■ Dataset rows describing interfaces:
::::
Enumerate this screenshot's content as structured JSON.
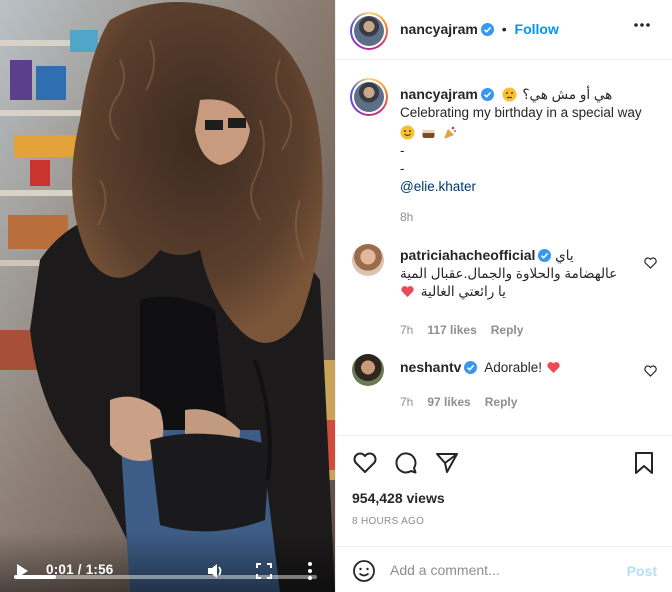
{
  "post": {
    "username": "nancyajram",
    "follow_label": "Follow",
    "caption_arabic": "هي أو مش هي؟",
    "caption_english": "Celebrating my birthday in a special way",
    "caption_emojis": [
      "smiling-face",
      "cake",
      "party-popper"
    ],
    "caption_dash_1": "-",
    "caption_dash_2": "-",
    "caption_mention": "@elie.khater",
    "caption_time": "8h"
  },
  "comments": [
    {
      "username": "patriciahacheofficial",
      "text_line1": "ياي",
      "text_line2": "عالهضامة والحلاوة والجمال.عقبال المية",
      "text_line3": "يا رائعتي الغالية",
      "time": "7h",
      "likes": "117 likes",
      "reply_label": "Reply"
    },
    {
      "username": "neshantv",
      "text": "Adorable!",
      "time": "7h",
      "likes": "97 likes",
      "reply_label": "Reply"
    }
  ],
  "video": {
    "current_time": "0:01",
    "separator": " / ",
    "duration": "1:56",
    "progress_fraction": 0.14
  },
  "stats": {
    "views": "954,428 views",
    "posted_ago": "8 HOURS AGO"
  },
  "comment_box": {
    "placeholder": "Add a comment...",
    "post_label": "Post"
  },
  "icons": {
    "header_more": "more-horizontal-icon",
    "like": "heart-outline-icon",
    "comment": "comment-bubble-icon",
    "share": "paper-plane-icon",
    "save": "bookmark-icon",
    "emoji": "smiley-icon",
    "verified": "verified-badge-icon"
  },
  "colors": {
    "accent": "#0095f6",
    "verified": "#3897f0",
    "heart_red": "#ed4956",
    "muted": "#8e8e8e",
    "post_disabled": "#b2dffc"
  }
}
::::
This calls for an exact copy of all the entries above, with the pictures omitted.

■ RESULT:
Enumerate this screenshot's content as structured JSON.
{
  "post": {
    "username": "nancyajram",
    "follow_label": "Follow",
    "caption_arabic": "هي أو مش هي؟",
    "caption_english": "Celebrating my birthday in a special way",
    "caption_emojis": [
      "smiling-face",
      "cake",
      "party-popper"
    ],
    "caption_dash_1": "-",
    "caption_dash_2": "-",
    "caption_mention": "@elie.khater",
    "caption_time": "8h"
  },
  "comments": [
    {
      "username": "patriciahacheofficial",
      "text_line1": "ياي",
      "text_line2": "عالهضامة والحلاوة والجمال.عقبال المية",
      "text_line3": "يا رائعتي الغالية",
      "time": "7h",
      "likes": "117 likes",
      "reply_label": "Reply"
    },
    {
      "username": "neshantv",
      "text": "Adorable!",
      "time": "7h",
      "likes": "97 likes",
      "reply_label": "Reply"
    }
  ],
  "video": {
    "current_time": "0:01",
    "separator": " / ",
    "duration": "1:56",
    "progress_fraction": 0.14
  },
  "stats": {
    "views": "954,428 views",
    "posted_ago": "8 HOURS AGO"
  },
  "comment_box": {
    "placeholder": "Add a comment...",
    "post_label": "Post"
  },
  "icons": {
    "header_more": "more-horizontal-icon",
    "like": "heart-outline-icon",
    "comment": "comment-bubble-icon",
    "share": "paper-plane-icon",
    "save": "bookmark-icon",
    "emoji": "smiley-icon",
    "verified": "verified-badge-icon"
  },
  "colors": {
    "accent": "#0095f6",
    "verified": "#3897f0",
    "heart_red": "#ed4956",
    "muted": "#8e8e8e",
    "post_disabled": "#b2dffc"
  }
}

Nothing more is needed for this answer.